Clinical anatomy as the basis for clinical examination: Development and evaluation of an Introduction to Clinical Examination in a problem-oriented medical curriculum
Article first published online: 4 JAN 2002
Copyright © 2002 Wiley-Liss, Inc.
Volume 15, Issue 1, pages 45–50, January 2002
How to Cite
Boon, J.M., Meiring, J.H. and Richards, P.A. (2002), Clinical anatomy as the basis for clinical examination: Development and evaluation of an Introduction to Clinical Examination in a problem-oriented medical curriculum. Clin. Anat., 15: 45–50. doi: 10.1002/ca.1091
- Issue published online: 4 JAN 2002
- Article first published online: 4 JAN 2002
- Manuscript Revised: 2 NOV 2000
- Manuscript Received: 10 JUN 2000
- medical education;
- clinical anatomy integration;
- physical examination
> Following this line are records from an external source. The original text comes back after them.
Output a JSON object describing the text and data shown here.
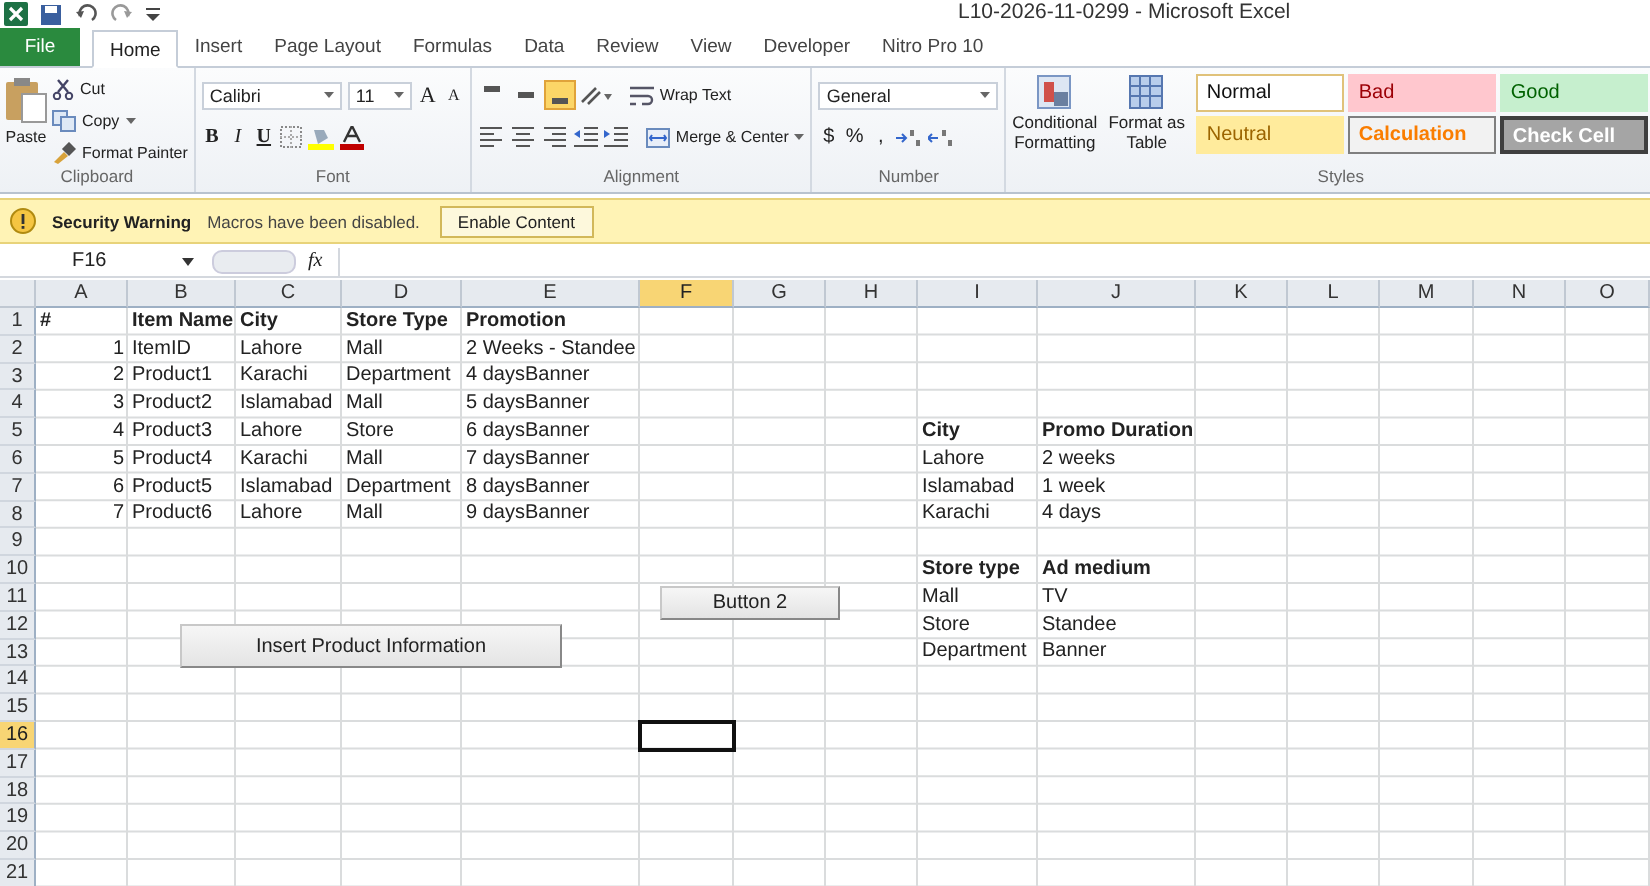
{
  "window": {
    "title": "L10-2026-11-0299  -  Microsoft Excel"
  },
  "tabs": [
    {
      "label": "File",
      "kind": "file",
      "selected": false
    },
    {
      "label": "Home",
      "kind": "tab",
      "selected": true
    },
    {
      "label": "Insert",
      "kind": "tab",
      "selected": false
    },
    {
      "label": "Page Layout",
      "kind": "tab",
      "selected": false
    },
    {
      "label": "Formulas",
      "kind": "tab",
      "selected": false
    },
    {
      "label": "Data",
      "kind": "tab",
      "selected": false
    },
    {
      "label": "Review",
      "kind": "tab",
      "selected": false
    },
    {
      "label": "View",
      "kind": "tab",
      "selected": false
    },
    {
      "label": "Developer",
      "kind": "tab",
      "selected": false
    },
    {
      "label": "Nitro Pro 10",
      "kind": "tab",
      "selected": false
    }
  ],
  "ribbon": {
    "clipboard": {
      "label": "Clipboard",
      "paste": "Paste",
      "cut": "Cut",
      "copy": "Copy",
      "format_painter": "Format Painter"
    },
    "font": {
      "label": "Font",
      "family": "Calibri",
      "size": "11",
      "grow": "A",
      "shrink": "A",
      "bold": "B",
      "italic": "I",
      "underline": "U"
    },
    "alignment": {
      "label": "Alignment",
      "vertical": [
        {
          "selected": false
        },
        {
          "selected": false
        },
        {
          "selected": true
        }
      ],
      "wrap_text": "Wrap Text",
      "merge": "Merge & Center"
    },
    "number": {
      "label": "Number",
      "format": "General",
      "currency": "$",
      "percent": "%",
      "comma": ","
    },
    "styles": {
      "label": "Styles",
      "conditional": "Conditional Formatting",
      "format_table": "Format as Table",
      "cells": [
        {
          "label": "Normal",
          "kind": "normal"
        },
        {
          "label": "Bad",
          "kind": "bad"
        },
        {
          "label": "Good",
          "kind": "good"
        },
        {
          "label": "Neutral",
          "kind": "neutral"
        },
        {
          "label": "Calculation",
          "kind": "calculation"
        },
        {
          "label": "Check Cell",
          "kind": "check"
        }
      ]
    }
  },
  "message_bar": {
    "title": "Security Warning",
    "text": "Macros have been disabled.",
    "button": "Enable Content"
  },
  "formula_bar": {
    "name_box": "F16",
    "function_label": "fx"
  },
  "sheet": {
    "columns": [
      {
        "label": "A",
        "selected": false
      },
      {
        "label": "B",
        "selected": false
      },
      {
        "label": "C",
        "selected": false
      },
      {
        "label": "D",
        "selected": false
      },
      {
        "label": "E",
        "selected": false
      },
      {
        "label": "F",
        "selected": true
      },
      {
        "label": "G",
        "selected": false
      },
      {
        "label": "H",
        "selected": false
      },
      {
        "label": "I",
        "selected": false
      },
      {
        "label": "J",
        "selected": false
      },
      {
        "label": "K",
        "selected": false
      },
      {
        "label": "L",
        "selected": false
      },
      {
        "label": "M",
        "selected": false
      },
      {
        "label": "N",
        "selected": false
      },
      {
        "label": "O",
        "selected": false
      }
    ],
    "rows": [
      {
        "label": "1",
        "selected": false,
        "cells": [
          {
            "text": "#",
            "bold": true
          },
          {
            "text": "Item Name",
            "bold": true
          },
          {
            "text": "City",
            "bold": true
          },
          {
            "text": "Store Type",
            "bold": true
          },
          {
            "text": "Promotion",
            "bold": true
          },
          null,
          null,
          null,
          null,
          null,
          null,
          null,
          null,
          null,
          null
        ]
      },
      {
        "label": "2",
        "selected": false,
        "cells": [
          {
            "text": "1",
            "kind": "number"
          },
          {
            "text": "ItemID"
          },
          {
            "text": "Lahore"
          },
          {
            "text": "Mall"
          },
          {
            "text": "2 Weeks - Standee"
          },
          null,
          null,
          null,
          null,
          null,
          null,
          null,
          null,
          null,
          null
        ]
      },
      {
        "label": "3",
        "selected": false,
        "cells": [
          {
            "text": "2",
            "kind": "number"
          },
          {
            "text": "Product1"
          },
          {
            "text": "Karachi"
          },
          {
            "text": "Department"
          },
          {
            "text": "4 daysBanner"
          },
          null,
          null,
          null,
          null,
          null,
          null,
          null,
          null,
          null,
          null
        ]
      },
      {
        "label": "4",
        "selected": false,
        "cells": [
          {
            "text": "3",
            "kind": "number"
          },
          {
            "text": "Product2"
          },
          {
            "text": "Islamabad"
          },
          {
            "text": "Mall"
          },
          {
            "text": "5 daysBanner"
          },
          null,
          null,
          null,
          null,
          null,
          null,
          null,
          null,
          null,
          null
        ]
      },
      {
        "label": "5",
        "selected": false,
        "cells": [
          {
            "text": "4",
            "kind": "number"
          },
          {
            "text": "Product3"
          },
          {
            "text": "Lahore"
          },
          {
            "text": "Store"
          },
          {
            "text": "6 daysBanner"
          },
          null,
          null,
          null,
          {
            "text": "City",
            "bold": true
          },
          {
            "text": "Promo Duration",
            "bold": true
          },
          null,
          null,
          null,
          null,
          null
        ]
      },
      {
        "label": "6",
        "selected": false,
        "cells": [
          {
            "text": "5",
            "kind": "number"
          },
          {
            "text": "Product4"
          },
          {
            "text": "Karachi"
          },
          {
            "text": "Mall"
          },
          {
            "text": "7 daysBanner"
          },
          null,
          null,
          null,
          {
            "text": "Lahore"
          },
          {
            "text": "2 weeks"
          },
          null,
          null,
          null,
          null,
          null
        ]
      },
      {
        "label": "7",
        "selected": false,
        "cells": [
          {
            "text": "6",
            "kind": "number"
          },
          {
            "text": "Product5"
          },
          {
            "text": "Islamabad"
          },
          {
            "text": "Department"
          },
          {
            "text": "8 daysBanner"
          },
          null,
          null,
          null,
          {
            "text": "Islamabad"
          },
          {
            "text": "1 week"
          },
          null,
          null,
          null,
          null,
          null
        ]
      },
      {
        "label": "8",
        "selected": false,
        "cells": [
          {
            "text": "7",
            "kind": "number"
          },
          {
            "text": "Product6"
          },
          {
            "text": "Lahore"
          },
          {
            "text": "Mall"
          },
          {
            "text": "9 daysBanner"
          },
          null,
          null,
          null,
          {
            "text": "Karachi"
          },
          {
            "text": "4 days"
          },
          null,
          null,
          null,
          null,
          null
        ]
      },
      {
        "label": "9",
        "selected": false,
        "cells": [
          null,
          null,
          null,
          null,
          null,
          null,
          null,
          null,
          null,
          null,
          null,
          null,
          null,
          null,
          null
        ]
      },
      {
        "label": "10",
        "selected": false,
        "cells": [
          null,
          null,
          null,
          null,
          null,
          null,
          null,
          null,
          {
            "text": "Store type",
            "bold": true
          },
          {
            "text": "Ad medium",
            "bold": true
          },
          null,
          null,
          null,
          null,
          null
        ]
      },
      {
        "label": "11",
        "selected": false,
        "cells": [
          null,
          null,
          null,
          null,
          null,
          null,
          null,
          null,
          {
            "text": "Mall"
          },
          {
            "text": "TV"
          },
          null,
          null,
          null,
          null,
          null
        ]
      },
      {
        "label": "12",
        "selected": false,
        "cells": [
          null,
          null,
          null,
          null,
          null,
          null,
          null,
          null,
          {
            "text": "Store"
          },
          {
            "text": "Standee"
          },
          null,
          null,
          null,
          null,
          null
        ]
      },
      {
        "label": "13",
        "selected": false,
        "cells": [
          null,
          null,
          null,
          null,
          null,
          null,
          null,
          null,
          {
            "text": "Department"
          },
          {
            "text": "Banner"
          },
          null,
          null,
          null,
          null,
          null
        ]
      },
      {
        "label": "14",
        "selected": false,
        "cells": [
          null,
          null,
          null,
          null,
          null,
          null,
          null,
          null,
          null,
          null,
          null,
          null,
          null,
          null,
          null
        ]
      },
      {
        "label": "15",
        "selected": false,
        "cells": [
          null,
          null,
          null,
          null,
          null,
          null,
          null,
          null,
          null,
          null,
          null,
          null,
          null,
          null,
          null
        ]
      },
      {
        "label": "16",
        "selected": true,
        "cells": [
          null,
          null,
          null,
          null,
          null,
          null,
          null,
          null,
          null,
          null,
          null,
          null,
          null,
          null,
          null
        ]
      },
      {
        "label": "17",
        "selected": false,
        "cells": [
          null,
          null,
          null,
          null,
          null,
          null,
          null,
          null,
          null,
          null,
          null,
          null,
          null,
          null,
          null
        ]
      },
      {
        "label": "18",
        "selected": false,
        "cells": [
          null,
          null,
          null,
          null,
          null,
          null,
          null,
          null,
          null,
          null,
          null,
          null,
          null,
          null,
          null
        ]
      },
      {
        "label": "19",
        "selected": false,
        "cells": [
          null,
          null,
          null,
          null,
          null,
          null,
          null,
          null,
          null,
          null,
          null,
          null,
          null,
          null,
          null
        ]
      },
      {
        "label": "20",
        "selected": false,
        "cells": [
          null,
          null,
          null,
          null,
          null,
          null,
          null,
          null,
          null,
          null,
          null,
          null,
          null,
          null,
          null
        ]
      },
      {
        "label": "21",
        "selected": false,
        "cells": [
          null,
          null,
          null,
          null,
          null,
          null,
          null,
          null,
          null,
          null,
          null,
          null,
          null,
          null,
          null
        ]
      }
    ],
    "controls": [
      {
        "label": "Insert Product Information"
      },
      {
        "label": "Button 2"
      }
    ]
  }
}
Clinical anatomy is usually defined as anatomy applied to patient care. The question is asked whether students of a new horizontally and vertically integrated medical curriculum recognize the subject as the basis for clinical examination. A clinical anatomy practicum was developed in the special activity, “Introduction to Clinical Medicine,” held in the second year of the Pretoria medical curriculum. The practicum was conducted on a station basis to anatomically prepare the student for the inspection, palpation, percussion, and auscultation of the cardiovascular, respiratory, abdominal, and urogenital systems. A total of 23 stations consisting of eight cardiovascular, seven respiratory, and eight abdominal/urogenital stations were designed. Standardized patients, cadavers, skeletons, prosected specimens, x-rays, computed tomography (CT) scans, magnetic resonance imaging (MRI), multimedia programs, and clinical case studies were used as resources. A Likert-type questionnaire was used for student evaluation of the practicum. Most students realized the importance of surface anatomy for a family physician. More than two-thirds thought the practicum improved their understanding of the anatomical basis for clinical examination. The minority of students were stimulated to do further reading on clinical examination. The students' response to their ability to integrate the clinical examination with the radiological anatomy was average. Most students were continuously aware of the appropriateness of the practicum for their future career. We conclude that medical students recognize the importance of anatomy as the basis for clinical examination when exposed to an appropriate integrated presentation format. Clin. Anat. 15:45–50, 2002. © 2002 Wiley-Liss, Inc.